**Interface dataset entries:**
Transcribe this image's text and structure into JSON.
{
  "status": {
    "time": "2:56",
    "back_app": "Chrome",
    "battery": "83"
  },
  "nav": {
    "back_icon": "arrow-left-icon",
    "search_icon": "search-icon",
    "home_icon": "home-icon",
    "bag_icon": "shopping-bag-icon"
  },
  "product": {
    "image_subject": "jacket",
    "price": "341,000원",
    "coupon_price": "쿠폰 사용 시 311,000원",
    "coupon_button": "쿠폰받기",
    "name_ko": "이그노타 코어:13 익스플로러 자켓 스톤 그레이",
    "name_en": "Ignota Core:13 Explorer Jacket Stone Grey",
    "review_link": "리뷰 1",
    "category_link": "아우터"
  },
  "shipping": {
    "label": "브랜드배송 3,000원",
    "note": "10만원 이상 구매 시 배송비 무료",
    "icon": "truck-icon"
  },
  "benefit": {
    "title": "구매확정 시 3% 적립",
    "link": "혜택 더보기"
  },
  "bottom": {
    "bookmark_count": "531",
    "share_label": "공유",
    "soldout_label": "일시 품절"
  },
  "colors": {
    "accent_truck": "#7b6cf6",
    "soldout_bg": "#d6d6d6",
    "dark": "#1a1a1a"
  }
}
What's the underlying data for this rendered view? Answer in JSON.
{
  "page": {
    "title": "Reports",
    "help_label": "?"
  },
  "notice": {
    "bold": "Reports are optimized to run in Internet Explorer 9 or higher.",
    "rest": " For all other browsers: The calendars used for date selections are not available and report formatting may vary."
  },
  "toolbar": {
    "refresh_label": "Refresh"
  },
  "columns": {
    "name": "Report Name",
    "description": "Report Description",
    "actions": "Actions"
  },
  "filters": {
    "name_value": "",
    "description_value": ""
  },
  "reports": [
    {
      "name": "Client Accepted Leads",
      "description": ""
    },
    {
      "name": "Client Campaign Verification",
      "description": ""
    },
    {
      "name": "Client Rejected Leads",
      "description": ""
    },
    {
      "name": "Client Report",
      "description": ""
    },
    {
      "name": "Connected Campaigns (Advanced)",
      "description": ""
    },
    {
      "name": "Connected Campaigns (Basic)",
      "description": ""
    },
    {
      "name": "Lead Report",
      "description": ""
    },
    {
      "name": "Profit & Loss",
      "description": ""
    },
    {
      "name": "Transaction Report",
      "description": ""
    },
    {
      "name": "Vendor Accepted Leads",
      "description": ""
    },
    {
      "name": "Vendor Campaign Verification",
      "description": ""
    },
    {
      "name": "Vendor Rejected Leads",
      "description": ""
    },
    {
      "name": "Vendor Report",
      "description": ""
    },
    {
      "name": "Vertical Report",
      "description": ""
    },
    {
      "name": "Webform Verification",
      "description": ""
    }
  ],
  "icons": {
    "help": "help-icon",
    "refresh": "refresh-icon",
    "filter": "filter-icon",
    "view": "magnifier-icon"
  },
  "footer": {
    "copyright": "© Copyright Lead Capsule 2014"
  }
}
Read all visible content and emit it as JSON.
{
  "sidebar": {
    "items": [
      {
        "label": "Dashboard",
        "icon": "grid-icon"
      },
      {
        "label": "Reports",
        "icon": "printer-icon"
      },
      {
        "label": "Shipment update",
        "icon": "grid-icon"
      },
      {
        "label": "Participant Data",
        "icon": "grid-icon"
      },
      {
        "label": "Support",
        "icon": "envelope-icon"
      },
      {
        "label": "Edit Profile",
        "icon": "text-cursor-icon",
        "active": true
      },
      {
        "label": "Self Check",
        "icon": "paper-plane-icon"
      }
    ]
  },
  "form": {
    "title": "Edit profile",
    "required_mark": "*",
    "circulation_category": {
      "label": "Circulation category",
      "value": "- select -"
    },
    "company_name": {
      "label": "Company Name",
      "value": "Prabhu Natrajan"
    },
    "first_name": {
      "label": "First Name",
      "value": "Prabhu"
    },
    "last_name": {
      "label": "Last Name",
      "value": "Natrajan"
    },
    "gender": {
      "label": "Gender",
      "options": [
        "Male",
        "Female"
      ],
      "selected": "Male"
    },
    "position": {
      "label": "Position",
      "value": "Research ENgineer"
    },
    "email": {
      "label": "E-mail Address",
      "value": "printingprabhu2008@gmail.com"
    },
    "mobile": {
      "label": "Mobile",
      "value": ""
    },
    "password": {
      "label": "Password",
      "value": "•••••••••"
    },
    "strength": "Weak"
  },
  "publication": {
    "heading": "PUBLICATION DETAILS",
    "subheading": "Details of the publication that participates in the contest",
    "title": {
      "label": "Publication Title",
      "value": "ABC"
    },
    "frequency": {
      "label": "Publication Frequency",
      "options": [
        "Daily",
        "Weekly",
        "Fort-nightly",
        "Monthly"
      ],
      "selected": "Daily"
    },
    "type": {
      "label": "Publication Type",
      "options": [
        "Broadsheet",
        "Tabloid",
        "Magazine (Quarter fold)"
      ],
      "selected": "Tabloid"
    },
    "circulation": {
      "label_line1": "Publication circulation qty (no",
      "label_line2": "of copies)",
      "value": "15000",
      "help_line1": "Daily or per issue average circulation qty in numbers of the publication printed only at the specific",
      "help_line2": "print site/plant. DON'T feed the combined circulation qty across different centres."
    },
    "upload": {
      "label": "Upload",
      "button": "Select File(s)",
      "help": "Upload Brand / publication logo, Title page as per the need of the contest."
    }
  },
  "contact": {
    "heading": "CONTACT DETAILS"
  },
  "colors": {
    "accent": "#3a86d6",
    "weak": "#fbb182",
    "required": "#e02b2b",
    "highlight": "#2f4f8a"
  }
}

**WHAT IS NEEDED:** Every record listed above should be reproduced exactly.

**SOLVED PROBLEM:**
Transcribe this image's text and structure into JSON.
{
  "status": {
    "time": "2:56",
    "back_app": "Chrome",
    "battery": "83"
  },
  "nav": {
    "back_icon": "arrow-left-icon",
    "search_icon": "search-icon",
    "home_icon": "home-icon",
    "bag_icon": "shopping-bag-icon"
  },
  "product": {
    "image_subject": "jacket",
    "price": "341,000원",
    "coupon_price": "쿠폰 사용 시 311,000원",
    "coupon_button": "쿠폰받기",
    "name_ko": "이그노타 코어:13 익스플로러 자켓 스톤 그레이",
    "name_en": "Ignota Core:13 Explorer Jacket Stone Grey",
    "review_link": "리뷰 1",
    "category_link": "아우터"
  },
  "shipping": {
    "label": "브랜드배송 3,000원",
    "note": "10만원 이상 구매 시 배송비 무료",
    "icon": "truck-icon"
  },
  "benefit": {
    "title": "구매확정 시 3% 적립",
    "link": "혜택 더보기"
  },
  "bottom": {
    "bookmark_count": "531",
    "share_label": "공유",
    "soldout_label": "일시 품절"
  },
  "colors": {
    "accent_truck": "#7b6cf6",
    "soldout_bg": "#d6d6d6",
    "dark": "#1a1a1a"
  }
}
What's the underlying data for this rendered view? Answer in JSON.
{
  "page": {
    "title": "Reports",
    "help_label": "?"
  },
  "notice": {
    "bold": "Reports are optimized to run in Internet Explorer 9 or higher.",
    "rest": " For all other browsers: The calendars used for date selections are not available and report formatting may vary."
  },
  "toolbar": {
    "refresh_label": "Refresh"
  },
  "columns": {
    "name": "Report Name",
    "description": "Report Description",
    "actions": "Actions"
  },
  "filters": {
    "name_value": "",
    "description_value": ""
  },
  "reports": [
    {
      "name": "Client Accepted Leads",
      "description": ""
    },
    {
      "name": "Client Campaign Verification",
      "description": ""
    },
    {
      "name": "Client Rejected Leads",
      "description": ""
    },
    {
      "name": "Client Report",
      "description": ""
    },
    {
      "name": "Connected Campaigns (Advanced)",
      "description": ""
    },
    {
      "name": "Connected Campaigns (Basic)",
      "description": ""
    },
    {
      "name": "Lead Report",
      "description": ""
    },
    {
      "name": "Profit & Loss",
      "description": ""
    },
    {
      "name": "Transaction Report",
      "description": ""
    },
    {
      "name": "Vendor Accepted Leads",
      "description": ""
    },
    {
      "name": "Vendor Campaign Verification",
      "description": ""
    },
    {
      "name": "Vendor Rejected Leads",
      "description": ""
    },
    {
      "name": "Vendor Report",
      "description": ""
    },
    {
      "name": "Vertical Report",
      "description": ""
    },
    {
      "name": "Webform Verification",
      "description": ""
    }
  ],
  "icons": {
    "help": "help-icon",
    "refresh": "refresh-icon",
    "filter": "filter-icon",
    "view": "magnifier-icon"
  },
  "footer": {
    "copyright": "© Copyright Lead Capsule 2014"
  }
}
Read all visible content and emit it as JSON.
{
  "sidebar": {
    "items": [
      {
        "label": "Dashboard",
        "icon": "grid-icon"
      },
      {
        "label": "Reports",
        "icon": "printer-icon"
      },
      {
        "label": "Shipment update",
        "icon": "grid-icon"
      },
      {
        "label": "Participant Data",
        "icon": "grid-icon"
      },
      {
        "label": "Support",
        "icon": "envelope-icon"
      },
      {
        "label": "Edit Profile",
        "icon": "text-cursor-icon",
        "active": true
      },
      {
        "label": "Self Check",
        "icon": "paper-plane-icon"
      }
    ]
  },
  "form": {
    "title": "Edit profile",
    "required_mark": "*",
    "circulation_category": {
      "label": "Circulation category",
      "value": "- select -"
    },
    "company_name": {
      "label": "Company Name",
      "value": "Prabhu Natrajan"
    },
    "first_name": {
      "label": "First Name",
      "value": "Prabhu"
    },
    "last_name": {
      "label": "Last Name",
      "value": "Natrajan"
    },
    "gender": {
      "label": "Gender",
      "options": [
        "Male",
        "Female"
      ],
      "selected": "Male"
    },
    "position": {
      "label": "Position",
      "value": "Research ENgineer"
    },
    "email": {
      "label": "E-mail Address",
      "value": "printingprabhu2008@gmail.com"
    },
    "mobile": {
      "label": "Mobile",
      "value": ""
    },
    "password": {
      "label": "Password",
      "value": "•••••••••"
    },
    "strength": "Weak"
  },
  "publication": {
    "heading": "PUBLICATION DETAILS",
    "subheading": "Details of the publication that participates in the contest",
    "title": {
      "label": "Publication Title",
      "value": "ABC"
    },
    "frequency": {
      "label": "Publication Frequency",
      "options": [
        "Daily",
        "Weekly",
        "Fort-nightly",
        "Monthly"
      ],
      "selected": "Daily"
    },
    "type": {
      "label": "Publication Type",
      "options": [
        "Broadsheet",
        "Tabloid",
        "Magazine (Quarter fold)"
      ],
      "selected": "Tabloid"
    },
    "circulation": {
      "label_line1": "Publication circulation qty (no",
      "label_line2": "of copies)",
      "value": "15000",
      "help_line1": "Daily or per issue average circulation qty in numbers of the publication printed only at the specific",
      "help_line2": "print site/plant. DON'T feed the combined circulation qty across different centres."
    },
    "upload": {
      "label": "Upload",
      "button": "Select File(s)",
      "help": "Upload Brand / publication logo, Title page as per the need of the contest."
    }
  },
  "contact": {
    "heading": "CONTACT DETAILS"
  },
  "colors": {
    "accent": "#3a86d6",
    "weak": "#fbb182",
    "required": "#e02b2b",
    "highlight": "#2f4f8a"
  }
}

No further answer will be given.